Top 50 Best Value Graduate Schools of 2015

Top 50 Best Value Criminal Justice Programs of 2016

Best Value Online Programs

Top 50 Best Value Online Colleges of 2015

Top 50 Best Value Online Graduate Schools of 2015

Top 50 Best Value Online Criminal Justice Programs of 2016

Top 50 Best Value Online Graduate Criminal Justice Programs of 2016

Cheapest Online Programs

Top 10 Cheapest Online Bachelor’s Degree Programs of 2015

Top 10 Cheapest Online Master’s Degree Programs of 2015

Top 10 Cheapest Online Criminal Justice Programs of 2015

Financing Education

Just about everyone’s experience with financial aid begins with the Free Application for Federal Student Aid (FAFSA). The results of your FAFSA will determine what aid you are eligible for based on your ability to pay on your own and your need. Your FAFSA results are the basis for Pell Grants, Federal Work Study (in which students work in exchange for tuition), and federal student loans. While grants and work study do not need to be repaid, student loans, of course, do.

If these methods do not cover your tuition and/or living expenses, private loans through banks are available for students and their parents, but students taking out loans should think carefully about the investment they are making. Private loans typically have higher interest rates and stricter repayment terms than federal loans, so you should have a reasonable expectation that you will be able to make your payments.

Working adults should also look into tuition reimbursement plans from their employers. Many corporations and businesses offer programs to pay all or part of the costs of a higher degree, since better-educated employees means better-performing employees. Obviously, most of these programs require the degree to be directly related to the job, so don’t expect the paper products company you work for to finance your poetry MFA.

(check out: 50 Top College Scholarships for 2015-2016)

Career Paths

There are plenty of career opportunities for those pursing the major Criminal Justice. Police officer may be the first position to come to mind, however, protecting and serving can translate to other titles like: parole officer, prison guard, detective, crime scene investigator or border patrol. Most people interested in these kinds of careers have strong analyzing and fact-finding skills. Other paths in the legal sector may include: attorney (defense, prosecutor  tax, corporate, real estate), clerk, paralegal, bailiff, court reporter.
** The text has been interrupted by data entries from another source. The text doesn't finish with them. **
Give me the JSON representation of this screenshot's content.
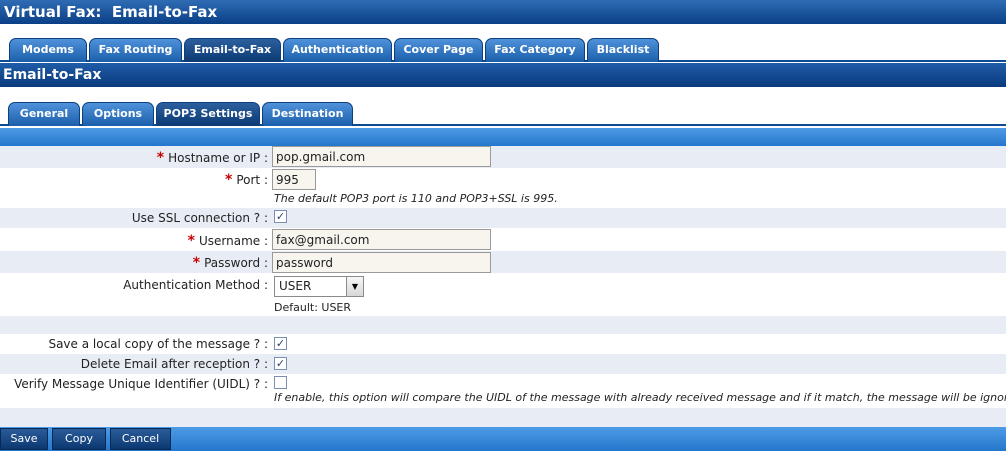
{
  "title": "Virtual Fax:  Email-to-Fax",
  "main_tabs": [
    "Modems",
    "Fax Routing",
    "Email-to-Fax",
    "Authentication",
    "Cover Page",
    "Fax Category",
    "Blacklist"
  ],
  "section_title": "Email-to-Fax",
  "sub_tabs": [
    "General",
    "Options",
    "POP3 Settings",
    "Destination"
  ],
  "form": {
    "hostname": {
      "label": "Hostname or IP :",
      "value": "pop.gmail.com"
    },
    "port": {
      "label": "Port :",
      "value": "995",
      "hint": "The default POP3 port is 110 and POP3+SSL is 995."
    },
    "ssl": {
      "label": "Use SSL connection ? :",
      "checked": true
    },
    "username": {
      "label": "Username :",
      "value": "fax@gmail.com"
    },
    "password": {
      "label": "Password :",
      "value": "password"
    },
    "auth_method": {
      "label": "Authentication Method :",
      "selected": "USER",
      "default_text": "Default: USER"
    },
    "save_copy": {
      "label": "Save a local copy of the message ? :",
      "checked": true
    },
    "delete_email": {
      "label": "Delete Email after reception ? :",
      "checked": true
    },
    "verify_uidl": {
      "label": "Verify Message Unique Identifier (UIDL) ? :",
      "checked": false,
      "hint": "If enable, this option will compare the UIDL of the message with already received message and if it match, the message will be ignored."
    }
  },
  "required_mark": "*",
  "check_mark": "✓",
  "buttons": {
    "save": "Save",
    "copy": "Copy",
    "cancel": "Cancel"
  }
}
Another option is working within a government agency, such as homeland security or maybe conducting cyber security for public or private companies.